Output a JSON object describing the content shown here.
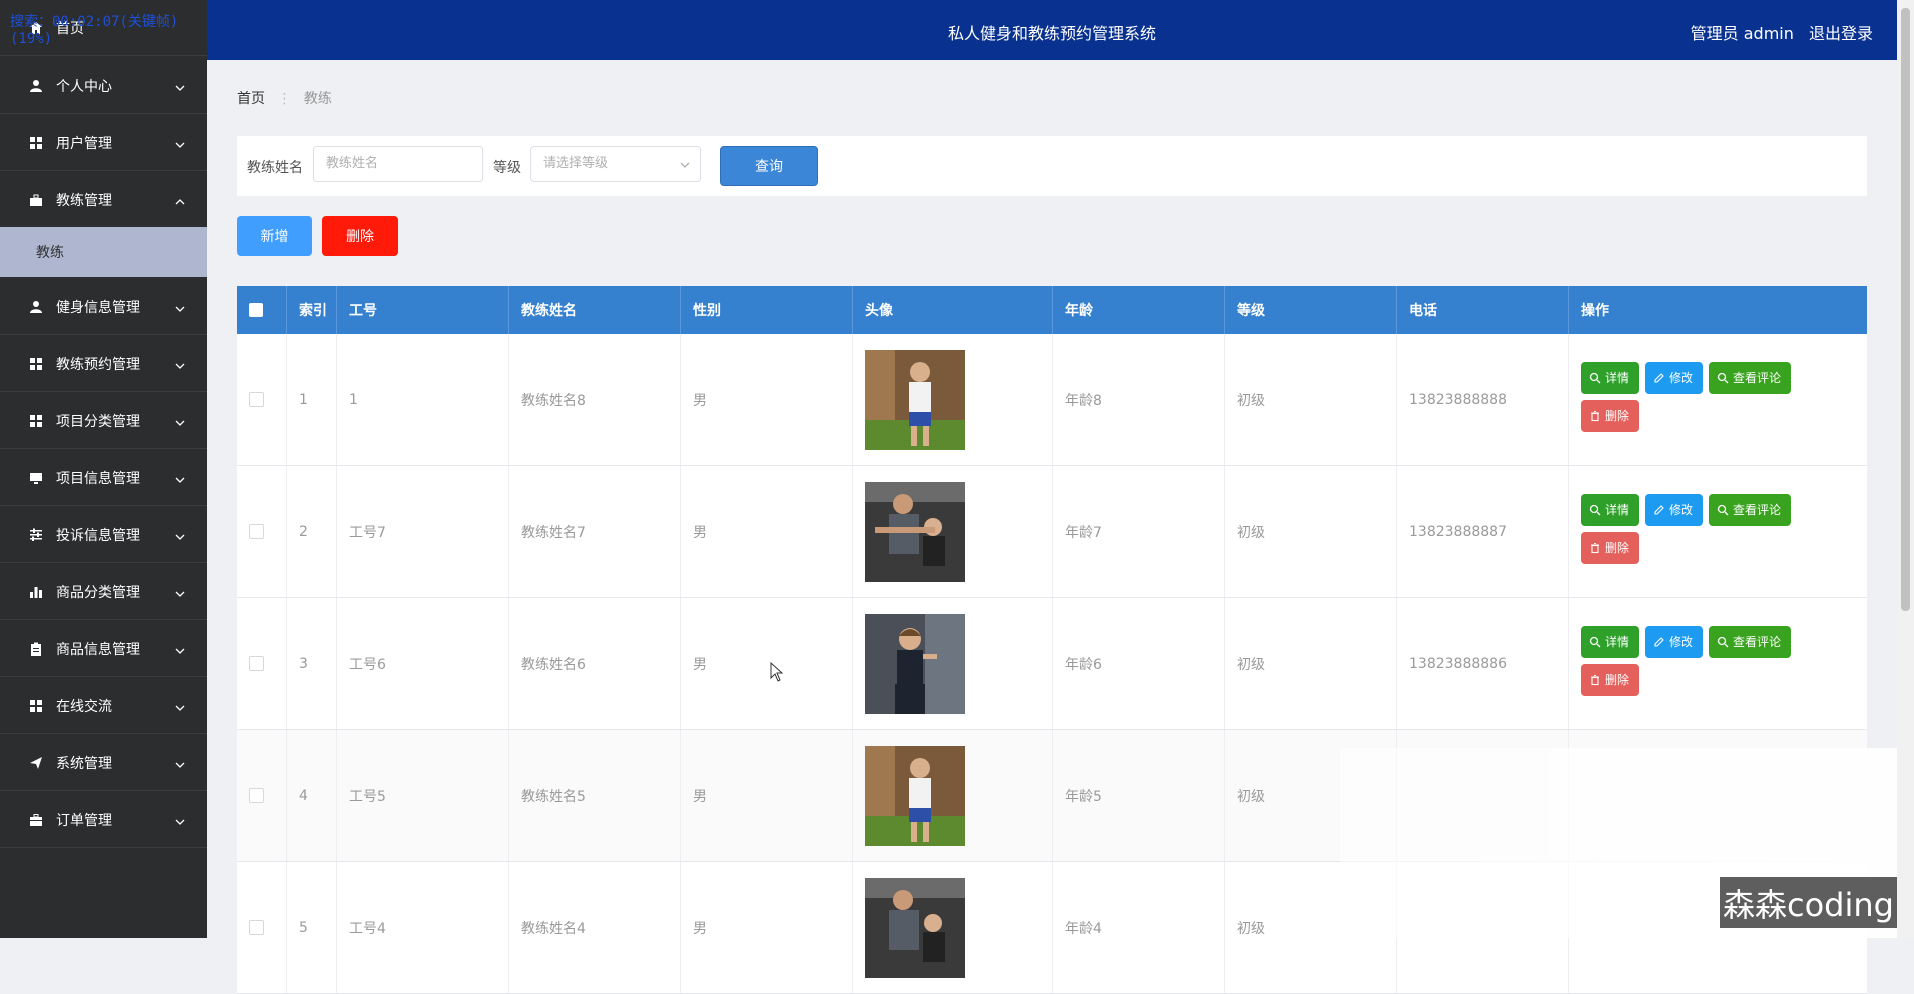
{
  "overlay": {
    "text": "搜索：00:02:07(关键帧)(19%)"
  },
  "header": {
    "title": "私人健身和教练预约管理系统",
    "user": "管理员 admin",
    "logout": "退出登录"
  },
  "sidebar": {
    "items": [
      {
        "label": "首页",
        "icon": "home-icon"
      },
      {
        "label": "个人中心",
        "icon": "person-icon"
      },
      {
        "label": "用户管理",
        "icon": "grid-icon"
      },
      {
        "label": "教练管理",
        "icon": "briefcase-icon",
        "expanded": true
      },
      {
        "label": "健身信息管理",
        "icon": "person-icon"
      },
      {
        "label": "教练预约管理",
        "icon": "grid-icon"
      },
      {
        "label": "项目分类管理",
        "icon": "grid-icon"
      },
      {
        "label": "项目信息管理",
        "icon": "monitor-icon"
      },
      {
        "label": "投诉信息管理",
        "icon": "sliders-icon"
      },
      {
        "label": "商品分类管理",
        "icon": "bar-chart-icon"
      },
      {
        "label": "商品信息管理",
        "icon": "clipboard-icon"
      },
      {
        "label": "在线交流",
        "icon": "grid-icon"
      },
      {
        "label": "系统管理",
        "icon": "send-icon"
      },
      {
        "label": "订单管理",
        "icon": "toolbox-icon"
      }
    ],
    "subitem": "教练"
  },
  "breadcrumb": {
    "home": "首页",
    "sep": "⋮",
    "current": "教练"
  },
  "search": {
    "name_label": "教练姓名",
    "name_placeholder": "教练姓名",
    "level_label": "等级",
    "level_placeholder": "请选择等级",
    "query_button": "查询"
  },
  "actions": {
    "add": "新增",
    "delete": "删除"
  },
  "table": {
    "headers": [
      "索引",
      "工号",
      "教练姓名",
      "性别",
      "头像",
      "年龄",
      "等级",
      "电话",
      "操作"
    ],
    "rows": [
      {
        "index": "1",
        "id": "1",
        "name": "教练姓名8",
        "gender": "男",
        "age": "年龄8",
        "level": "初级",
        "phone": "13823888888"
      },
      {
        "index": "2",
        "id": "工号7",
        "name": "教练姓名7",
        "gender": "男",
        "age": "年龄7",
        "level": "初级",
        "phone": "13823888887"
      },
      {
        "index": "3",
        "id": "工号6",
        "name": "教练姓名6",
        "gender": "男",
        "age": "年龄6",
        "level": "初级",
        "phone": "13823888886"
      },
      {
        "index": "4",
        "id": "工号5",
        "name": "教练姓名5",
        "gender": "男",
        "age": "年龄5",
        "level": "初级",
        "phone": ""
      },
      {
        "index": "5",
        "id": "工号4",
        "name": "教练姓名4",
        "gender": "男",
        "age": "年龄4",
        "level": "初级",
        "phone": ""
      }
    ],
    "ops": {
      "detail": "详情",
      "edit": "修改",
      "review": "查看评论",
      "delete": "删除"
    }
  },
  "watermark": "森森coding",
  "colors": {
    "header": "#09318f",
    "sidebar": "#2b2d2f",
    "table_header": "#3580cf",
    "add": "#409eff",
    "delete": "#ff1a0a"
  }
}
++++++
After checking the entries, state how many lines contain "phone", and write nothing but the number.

5